== Extracted material

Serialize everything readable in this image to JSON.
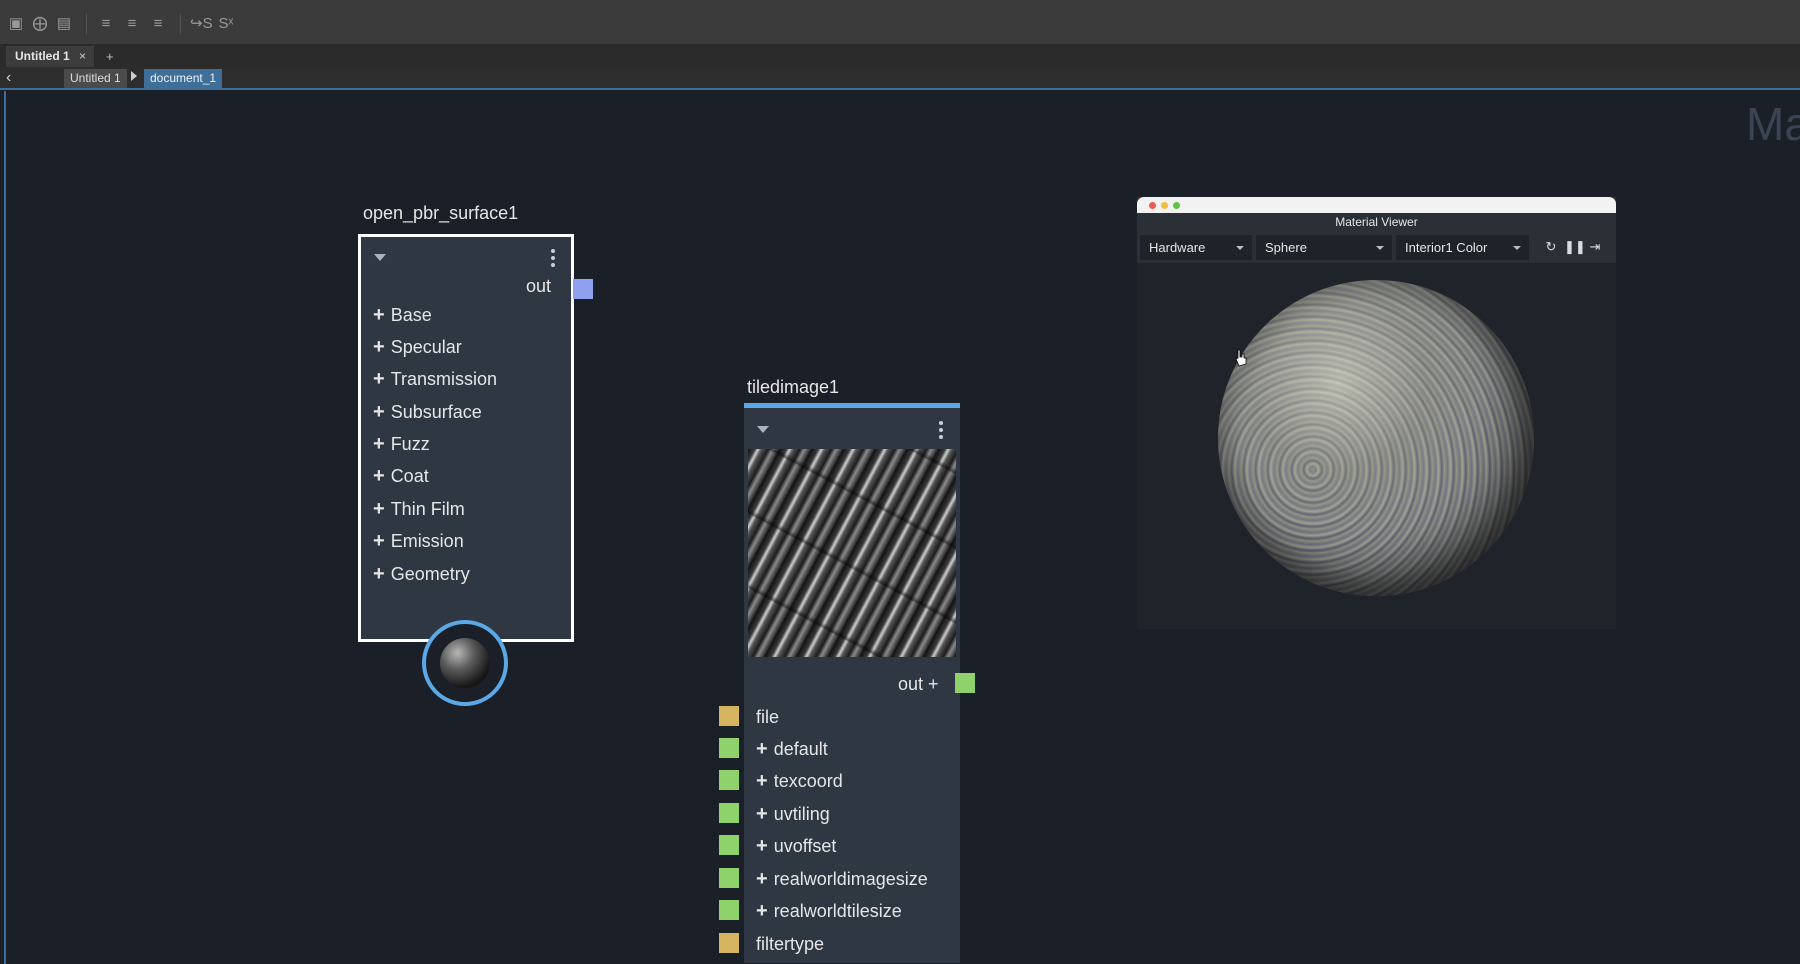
{
  "tabs": {
    "active_label": "Untitled 1",
    "close": "×",
    "add": "+"
  },
  "breadcrumb": {
    "back": "‹",
    "items": [
      "Untitled 1",
      "document_1"
    ]
  },
  "canvas": {
    "watermark": "Ma"
  },
  "pbr_node": {
    "title": "open_pbr_surface1",
    "output_label": "out",
    "output_color": "#8ea0ee",
    "groups": [
      "Base",
      "Specular",
      "Transmission",
      "Subsurface",
      "Fuzz",
      "Coat",
      "Thin Film",
      "Emission",
      "Geometry"
    ],
    "plus": "+"
  },
  "tiled_node": {
    "title": "tiledimage1",
    "output_label": "out +",
    "output_color": "#8fd16a",
    "inputs": [
      {
        "label": "file",
        "color": "#d4b45f",
        "expandable": false
      },
      {
        "label": "default",
        "color": "#8fd16a",
        "expandable": true
      },
      {
        "label": "texcoord",
        "color": "#8fd16a",
        "expandable": true
      },
      {
        "label": "uvtiling",
        "color": "#8fd16a",
        "expandable": true
      },
      {
        "label": "uvoffset",
        "color": "#8fd16a",
        "expandable": true
      },
      {
        "label": "realworldimagesize",
        "color": "#8fd16a",
        "expandable": true
      },
      {
        "label": "realworldtilesize",
        "color": "#8fd16a",
        "expandable": true
      },
      {
        "label": "filtertype",
        "color": "#d4b45f",
        "expandable": false
      }
    ]
  },
  "material_viewer": {
    "title": "Material Viewer",
    "renderer": "Hardware",
    "geometry": "Sphere",
    "environment": "Interior1 Color",
    "icons": [
      "refresh-camera-icon",
      "pause-icon",
      "export-icon"
    ]
  },
  "colors": {
    "accent": "#3f6f98",
    "selection_ring": "#5aa9e6"
  }
}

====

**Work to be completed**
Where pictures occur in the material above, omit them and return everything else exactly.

**Final answer**
Serialize everything readable in this image to JSON.
{
  "tabs": {
    "active_label": "Untitled 1",
    "close": "×",
    "add": "+"
  },
  "breadcrumb": {
    "back": "‹",
    "items": [
      "Untitled 1",
      "document_1"
    ]
  },
  "canvas": {
    "watermark": "Ma"
  },
  "pbr_node": {
    "title": "open_pbr_surface1",
    "output_label": "out",
    "output_color": "#8ea0ee",
    "groups": [
      "Base",
      "Specular",
      "Transmission",
      "Subsurface",
      "Fuzz",
      "Coat",
      "Thin Film",
      "Emission",
      "Geometry"
    ],
    "plus": "+"
  },
  "tiled_node": {
    "title": "tiledimage1",
    "output_label": "out +",
    "output_color": "#8fd16a",
    "inputs": [
      {
        "label": "file",
        "color": "#d4b45f",
        "expandable": false
      },
      {
        "label": "default",
        "color": "#8fd16a",
        "expandable": true
      },
      {
        "label": "texcoord",
        "color": "#8fd16a",
        "expandable": true
      },
      {
        "label": "uvtiling",
        "color": "#8fd16a",
        "expandable": true
      },
      {
        "label": "uvoffset",
        "color": "#8fd16a",
        "expandable": true
      },
      {
        "label": "realworldimagesize",
        "color": "#8fd16a",
        "expandable": true
      },
      {
        "label": "realworldtilesize",
        "color": "#8fd16a",
        "expandable": true
      },
      {
        "label": "filtertype",
        "color": "#d4b45f",
        "expandable": false
      }
    ]
  },
  "material_viewer": {
    "title": "Material Viewer",
    "renderer": "Hardware",
    "geometry": "Sphere",
    "environment": "Interior1 Color",
    "icons": [
      "refresh-camera-icon",
      "pause-icon",
      "export-icon"
    ]
  },
  "colors": {
    "accent": "#3f6f98",
    "selection_ring": "#5aa9e6"
  }
}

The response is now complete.